### EXERCISE PROMPT
Among the entries below, find all lines that include "this" and copy them.

[Stored data]
_ _ _ _ _ _ _

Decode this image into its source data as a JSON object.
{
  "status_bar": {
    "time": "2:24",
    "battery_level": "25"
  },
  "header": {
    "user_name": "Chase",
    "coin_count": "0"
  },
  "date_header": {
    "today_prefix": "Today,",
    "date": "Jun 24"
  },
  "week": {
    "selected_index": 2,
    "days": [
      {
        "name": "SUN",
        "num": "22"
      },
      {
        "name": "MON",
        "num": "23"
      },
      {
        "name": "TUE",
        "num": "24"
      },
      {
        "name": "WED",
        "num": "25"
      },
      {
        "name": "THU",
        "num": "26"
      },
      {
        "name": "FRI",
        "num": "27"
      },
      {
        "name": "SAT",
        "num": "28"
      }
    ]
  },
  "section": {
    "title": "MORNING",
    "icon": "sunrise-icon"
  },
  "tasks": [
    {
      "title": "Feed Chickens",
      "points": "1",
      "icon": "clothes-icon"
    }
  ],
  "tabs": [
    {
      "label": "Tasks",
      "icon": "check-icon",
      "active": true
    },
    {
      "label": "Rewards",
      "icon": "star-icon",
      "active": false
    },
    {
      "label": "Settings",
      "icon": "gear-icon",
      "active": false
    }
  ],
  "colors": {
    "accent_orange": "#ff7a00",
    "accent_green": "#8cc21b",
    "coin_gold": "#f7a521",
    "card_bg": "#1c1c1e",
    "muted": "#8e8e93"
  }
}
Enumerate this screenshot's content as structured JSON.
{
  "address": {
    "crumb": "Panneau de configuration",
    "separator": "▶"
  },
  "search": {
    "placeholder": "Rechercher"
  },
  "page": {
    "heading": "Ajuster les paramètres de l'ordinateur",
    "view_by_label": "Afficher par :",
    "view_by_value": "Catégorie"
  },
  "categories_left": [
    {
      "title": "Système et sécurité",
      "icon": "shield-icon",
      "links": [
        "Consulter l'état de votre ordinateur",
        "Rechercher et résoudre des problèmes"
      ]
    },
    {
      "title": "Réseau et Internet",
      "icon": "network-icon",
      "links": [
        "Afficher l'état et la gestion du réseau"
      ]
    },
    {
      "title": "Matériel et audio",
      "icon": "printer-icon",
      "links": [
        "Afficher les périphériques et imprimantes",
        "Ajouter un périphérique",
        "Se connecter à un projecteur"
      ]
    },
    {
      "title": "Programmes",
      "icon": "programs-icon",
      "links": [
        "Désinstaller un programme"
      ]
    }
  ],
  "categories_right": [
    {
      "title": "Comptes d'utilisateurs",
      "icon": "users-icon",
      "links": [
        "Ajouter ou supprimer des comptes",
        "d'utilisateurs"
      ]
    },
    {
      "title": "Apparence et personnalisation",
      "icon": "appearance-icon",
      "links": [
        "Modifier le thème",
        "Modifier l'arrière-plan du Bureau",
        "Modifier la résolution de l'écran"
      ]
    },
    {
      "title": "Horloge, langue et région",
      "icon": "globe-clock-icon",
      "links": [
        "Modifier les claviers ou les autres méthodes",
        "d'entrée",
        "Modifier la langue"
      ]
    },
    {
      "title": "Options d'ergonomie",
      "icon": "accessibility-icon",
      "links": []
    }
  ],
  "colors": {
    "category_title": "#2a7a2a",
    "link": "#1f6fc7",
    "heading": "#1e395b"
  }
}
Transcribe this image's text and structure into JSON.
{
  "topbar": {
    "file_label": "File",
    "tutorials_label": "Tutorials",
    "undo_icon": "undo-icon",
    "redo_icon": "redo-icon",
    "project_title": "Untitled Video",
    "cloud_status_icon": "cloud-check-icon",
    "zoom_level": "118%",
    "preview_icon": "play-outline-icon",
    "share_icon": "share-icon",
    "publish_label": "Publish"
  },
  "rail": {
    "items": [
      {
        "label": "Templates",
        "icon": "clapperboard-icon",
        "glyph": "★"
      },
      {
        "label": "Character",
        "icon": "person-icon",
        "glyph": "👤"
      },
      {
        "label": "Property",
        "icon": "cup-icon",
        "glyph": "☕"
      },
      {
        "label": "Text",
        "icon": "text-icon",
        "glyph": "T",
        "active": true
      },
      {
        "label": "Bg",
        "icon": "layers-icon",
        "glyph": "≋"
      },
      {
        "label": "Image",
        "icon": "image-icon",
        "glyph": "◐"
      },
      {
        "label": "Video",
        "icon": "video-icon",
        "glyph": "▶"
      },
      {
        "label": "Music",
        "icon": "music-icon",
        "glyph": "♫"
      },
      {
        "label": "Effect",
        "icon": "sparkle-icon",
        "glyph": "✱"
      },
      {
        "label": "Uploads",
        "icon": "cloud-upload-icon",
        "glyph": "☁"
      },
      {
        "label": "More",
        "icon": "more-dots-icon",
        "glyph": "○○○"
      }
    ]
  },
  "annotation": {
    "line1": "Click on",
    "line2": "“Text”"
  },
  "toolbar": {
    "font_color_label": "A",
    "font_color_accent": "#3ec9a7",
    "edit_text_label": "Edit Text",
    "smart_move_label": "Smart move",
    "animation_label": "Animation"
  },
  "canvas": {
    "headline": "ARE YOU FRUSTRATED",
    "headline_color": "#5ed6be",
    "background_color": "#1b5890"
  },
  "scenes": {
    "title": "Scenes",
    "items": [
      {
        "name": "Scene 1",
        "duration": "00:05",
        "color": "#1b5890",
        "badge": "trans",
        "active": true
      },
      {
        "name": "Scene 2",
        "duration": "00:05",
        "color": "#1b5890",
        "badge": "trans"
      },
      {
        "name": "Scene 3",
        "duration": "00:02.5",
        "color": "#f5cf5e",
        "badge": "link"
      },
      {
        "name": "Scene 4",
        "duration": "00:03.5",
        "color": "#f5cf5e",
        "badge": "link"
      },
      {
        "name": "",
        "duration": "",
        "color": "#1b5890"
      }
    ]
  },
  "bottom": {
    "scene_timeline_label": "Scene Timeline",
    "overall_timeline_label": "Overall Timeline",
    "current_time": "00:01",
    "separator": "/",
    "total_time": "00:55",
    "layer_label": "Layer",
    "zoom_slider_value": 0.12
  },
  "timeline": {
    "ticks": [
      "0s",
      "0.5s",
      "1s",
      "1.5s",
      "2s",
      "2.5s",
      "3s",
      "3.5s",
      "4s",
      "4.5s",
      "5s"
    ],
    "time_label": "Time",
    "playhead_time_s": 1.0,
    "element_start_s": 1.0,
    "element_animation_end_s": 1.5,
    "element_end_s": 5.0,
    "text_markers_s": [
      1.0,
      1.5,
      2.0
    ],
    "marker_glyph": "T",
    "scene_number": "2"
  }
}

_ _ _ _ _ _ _

### TASK RESULT
Decode this image into its source data as a JSON object.
Enumerate this screenshot's content as structured JSON.
Transcribe this image's text and structure into JSON.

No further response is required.